The average household size in Guayanilla, PR is 3.16 residential members, with 71% owning their own houses. The mean home value is $97732. For individuals paying rent, they pay an average of $321 monthly. 17.3% of households have two incomes, and a typical domestic income of $21440. Average individual income is $. % of town residents survive at or beneath the poverty line, and 15.9% are handicapped. 2% of citizens are veterans of this armed forces of the United States.

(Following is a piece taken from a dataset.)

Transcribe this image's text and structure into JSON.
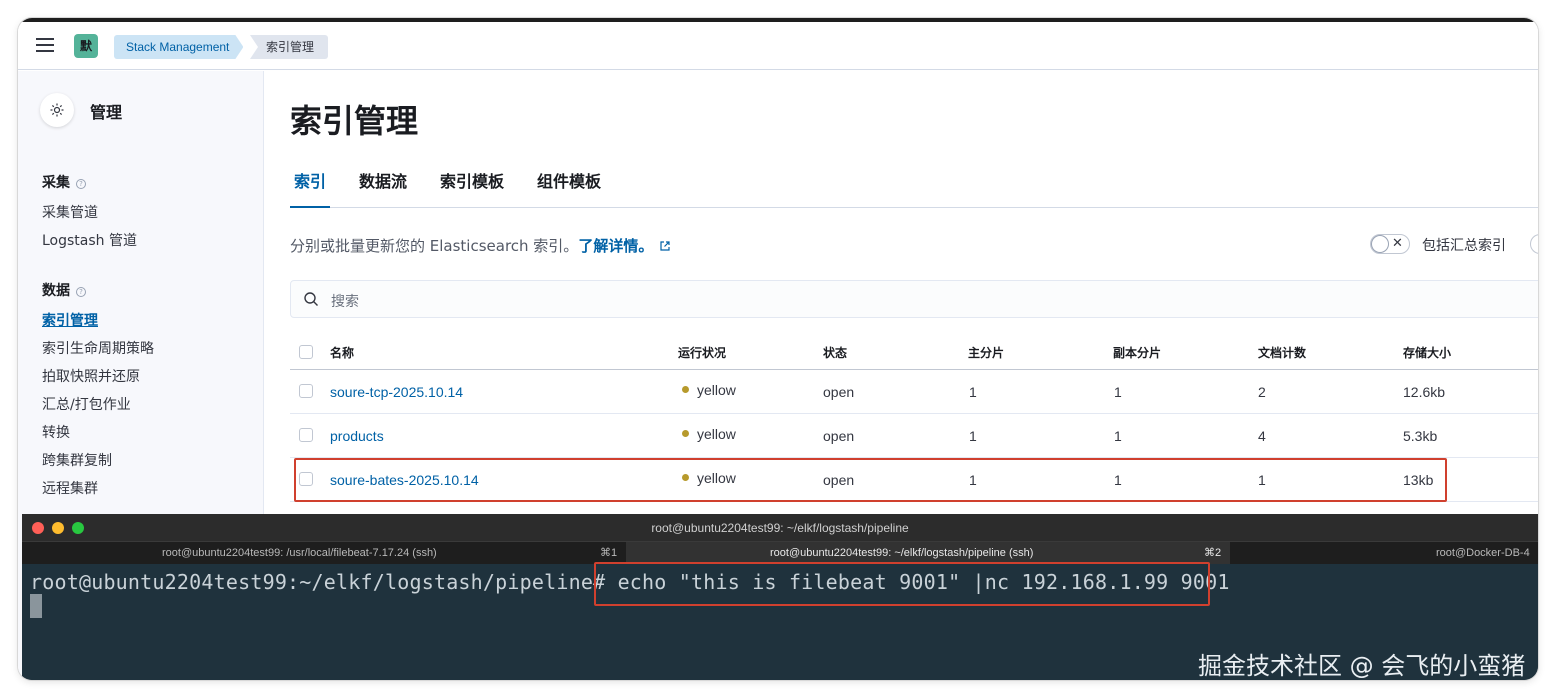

Guayanilla, PR is located in Guayanilla county, and has a residents of 4501, and rests within the higher Ponce-Yauco-Coamo, PR metro region. The median age is 41.9, with 10.6% of the community under ten many years of age, 12.1% between 10-19 years old, 11.6% of town residents in their 20’s, 10.5% in their 30's, 16.1% in their 40’s, 10.7% in their 50’s, 10.1% in their 60’s, 11.5% in their 70’s, and 6.9% age 80 or older. % of citizens are male, % women. % of residents are reported as married married, with % divorced and % never wedded. The percentage of women and men identified as widowed is %.